• _LISTED ENTRIES_
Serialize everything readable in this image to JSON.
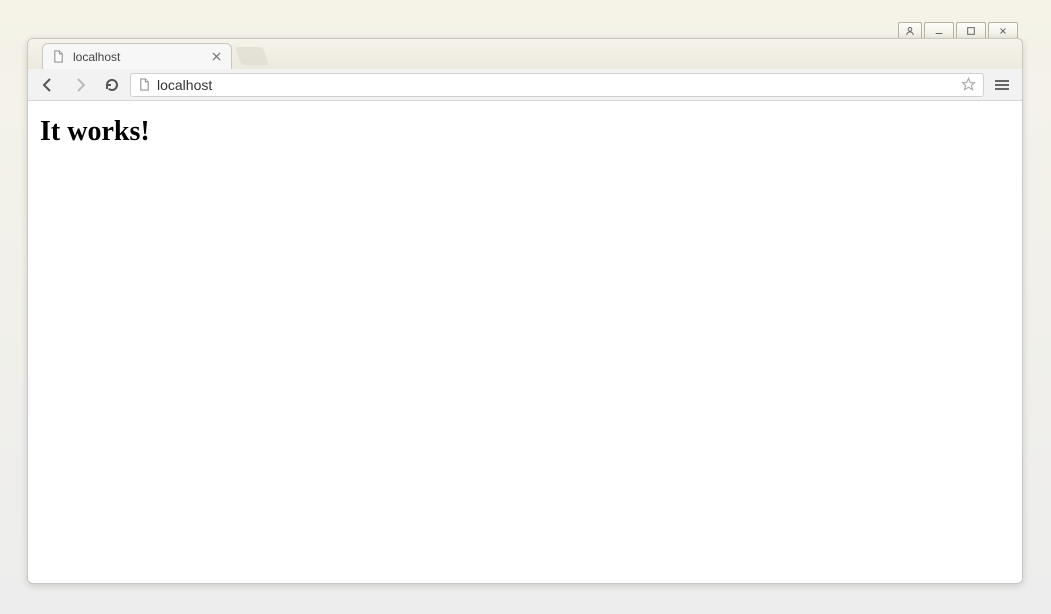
{
  "os_controls": {
    "user_icon": "user-icon",
    "minimize_icon": "minimize-icon",
    "maximize_icon": "maximize-icon",
    "close_icon": "close-icon"
  },
  "tab": {
    "favicon": "file-icon",
    "title": "localhost",
    "close_icon": "close-icon"
  },
  "toolbar": {
    "back_icon": "back-arrow-icon",
    "forward_icon": "forward-arrow-icon",
    "reload_icon": "reload-icon",
    "page_icon": "file-icon",
    "url": "localhost",
    "star_icon": "star-icon",
    "menu_icon": "hamburger-icon"
  },
  "page": {
    "heading": "It works!"
  }
}
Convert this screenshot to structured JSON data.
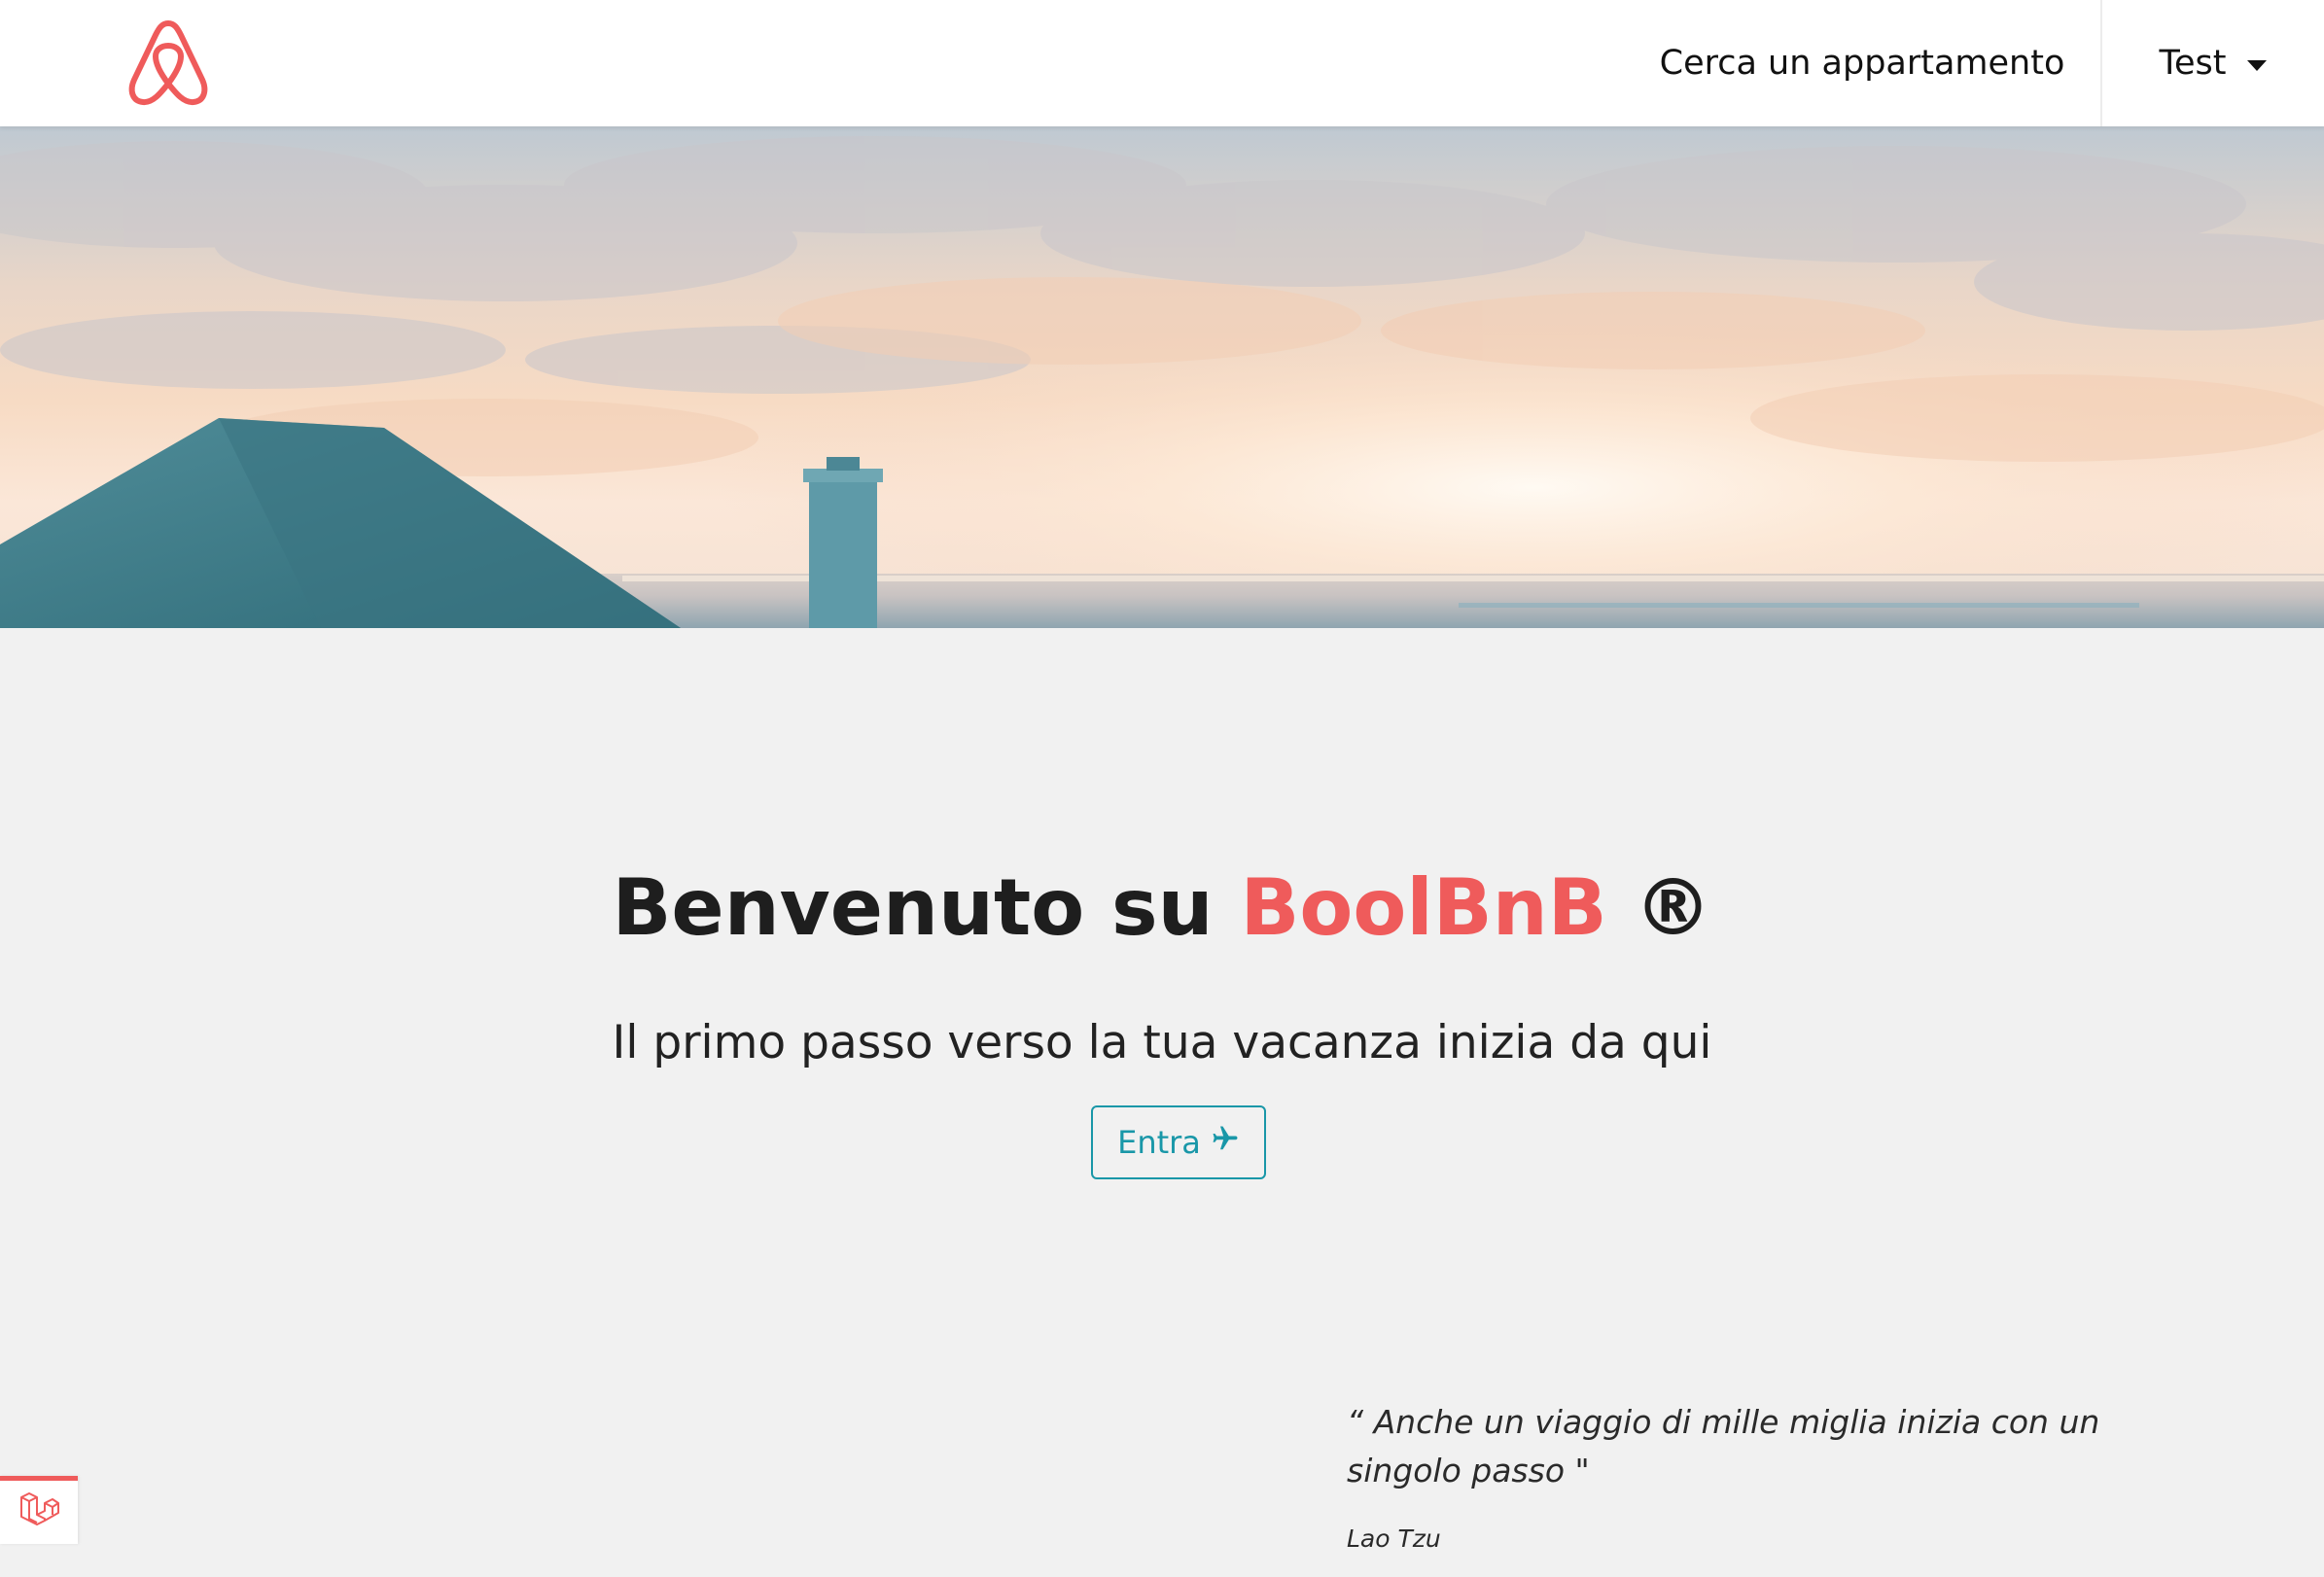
{
  "navbar": {
    "logo_icon": "airbnb-logo-icon",
    "search_link": "Cerca un appartamento",
    "user_menu": "Test",
    "user_menu_icon": "caret-down-icon"
  },
  "hero": {
    "image": "sunset-over-sea-with-roof-and-chimney"
  },
  "main": {
    "title_prefix": "Benvenuto su",
    "brand_name": "BoolBnB",
    "registered_mark": "®",
    "subtitle": "Il primo passo verso la tua vacanza inizia da qui",
    "enter_button": "Entra",
    "enter_button_icon": "plane-icon"
  },
  "quote": {
    "text": "“ Anche un viaggio di mille miglia inizia con un singolo passo \"",
    "author": "Lao Tzu"
  },
  "badge": {
    "icon": "laravel-icon"
  },
  "colors": {
    "brand": "#ef5b5b",
    "accent": "#1997a8",
    "background": "#f1f1f1"
  }
}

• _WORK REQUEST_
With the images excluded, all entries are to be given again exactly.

• _ANSWER SECTION_
Serialize everything readable in this image to JSON.
{
  "os_controls": {
    "user_icon": "user-icon",
    "minimize_icon": "minimize-icon",
    "maximize_icon": "maximize-icon",
    "close_icon": "close-icon"
  },
  "tab": {
    "favicon": "file-icon",
    "title": "localhost",
    "close_icon": "close-icon"
  },
  "toolbar": {
    "back_icon": "back-arrow-icon",
    "forward_icon": "forward-arrow-icon",
    "reload_icon": "reload-icon",
    "page_icon": "file-icon",
    "url": "localhost",
    "star_icon": "star-icon",
    "menu_icon": "hamburger-icon"
  },
  "page": {
    "heading": "It works!"
  }
}
Convert this screenshot to structured JSON data.
{
  "navbar": {
    "logo_icon": "airbnb-logo-icon",
    "search_link": "Cerca un appartamento",
    "user_menu": "Test",
    "user_menu_icon": "caret-down-icon"
  },
  "hero": {
    "image": "sunset-over-sea-with-roof-and-chimney"
  },
  "main": {
    "title_prefix": "Benvenuto su",
    "brand_name": "BoolBnB",
    "registered_mark": "®",
    "subtitle": "Il primo passo verso la tua vacanza inizia da qui",
    "enter_button": "Entra",
    "enter_button_icon": "plane-icon"
  },
  "quote": {
    "text": "“ Anche un viaggio di mille miglia inizia con un singolo passo \"",
    "author": "Lao Tzu"
  },
  "badge": {
    "icon": "laravel-icon"
  },
  "colors": {
    "brand": "#ef5b5b",
    "accent": "#1997a8",
    "background": "#f1f1f1"
  }
}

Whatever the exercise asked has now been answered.